At 5:16 p.m. today (UTC), the sun will, at least metaphorically, stand still. It happens twice each year, in June and December. A solstice occurs when the sun reaches its northernmost or southernmost extremes, and today’s the day. The sun is moving neither north nor south on the planet, just taking a brief pause before starting in the other direction.
Which means, if you want to focus on the negative aspects, that after today’s longest day of the year, tomorrow the daylight will be getting shorter and shorter until December, and the shortest day, when the sun then turns back north.
I personally choose to focus on the today, and the twilight of the evening, when the naked movements around the campfire celebrate the arrival of the summer season,—fluid bodies relishing in the dance.
Did someone say naked?
“If we shadows have offended,
Think but this, and all is mended:
That you have but slumbered here,
While these visions did appear;
And this weak and idle theme,
No more yielding but a dream,
Gentles, do not reprehend.
If you pardon, we will mend.”

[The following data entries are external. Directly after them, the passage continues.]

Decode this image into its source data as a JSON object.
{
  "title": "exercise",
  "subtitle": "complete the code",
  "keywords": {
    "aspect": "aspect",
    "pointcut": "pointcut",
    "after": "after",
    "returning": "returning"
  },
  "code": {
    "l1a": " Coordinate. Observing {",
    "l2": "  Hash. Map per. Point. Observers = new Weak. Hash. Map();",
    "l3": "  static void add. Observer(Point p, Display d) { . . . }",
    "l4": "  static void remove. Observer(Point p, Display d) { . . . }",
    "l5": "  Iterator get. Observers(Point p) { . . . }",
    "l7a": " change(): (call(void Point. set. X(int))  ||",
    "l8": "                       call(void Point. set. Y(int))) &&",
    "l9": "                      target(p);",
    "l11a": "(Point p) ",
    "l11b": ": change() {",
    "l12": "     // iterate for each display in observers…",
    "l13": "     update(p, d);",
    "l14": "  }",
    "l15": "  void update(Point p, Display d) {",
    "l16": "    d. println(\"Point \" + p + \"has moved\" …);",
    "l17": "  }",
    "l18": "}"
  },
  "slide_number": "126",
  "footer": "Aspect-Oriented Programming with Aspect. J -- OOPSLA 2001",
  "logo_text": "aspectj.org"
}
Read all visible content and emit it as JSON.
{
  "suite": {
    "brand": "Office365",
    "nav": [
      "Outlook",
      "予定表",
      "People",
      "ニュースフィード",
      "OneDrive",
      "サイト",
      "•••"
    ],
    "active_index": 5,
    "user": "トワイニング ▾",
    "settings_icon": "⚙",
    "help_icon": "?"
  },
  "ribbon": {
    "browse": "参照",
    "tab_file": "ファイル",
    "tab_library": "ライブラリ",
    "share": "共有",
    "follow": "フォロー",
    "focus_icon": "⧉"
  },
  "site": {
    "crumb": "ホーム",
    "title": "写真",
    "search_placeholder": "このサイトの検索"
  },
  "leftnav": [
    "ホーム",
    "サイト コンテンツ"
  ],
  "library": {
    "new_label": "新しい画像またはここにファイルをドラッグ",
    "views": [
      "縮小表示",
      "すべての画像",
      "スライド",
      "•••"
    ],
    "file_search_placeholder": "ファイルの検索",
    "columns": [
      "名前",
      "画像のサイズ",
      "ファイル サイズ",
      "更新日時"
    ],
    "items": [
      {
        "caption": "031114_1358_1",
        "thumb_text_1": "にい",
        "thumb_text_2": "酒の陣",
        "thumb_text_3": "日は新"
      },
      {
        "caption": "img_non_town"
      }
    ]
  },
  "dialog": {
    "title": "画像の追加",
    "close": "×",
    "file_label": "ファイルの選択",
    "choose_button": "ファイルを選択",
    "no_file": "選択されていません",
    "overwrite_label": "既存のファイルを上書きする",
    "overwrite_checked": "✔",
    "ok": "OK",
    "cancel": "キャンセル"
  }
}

Bonus points if you know which of Shakespeare’s plays that quote comes from. And while you’re looking it up, I’m going to go out to start my celebratory solstice campfire…
Happy summer, everyone!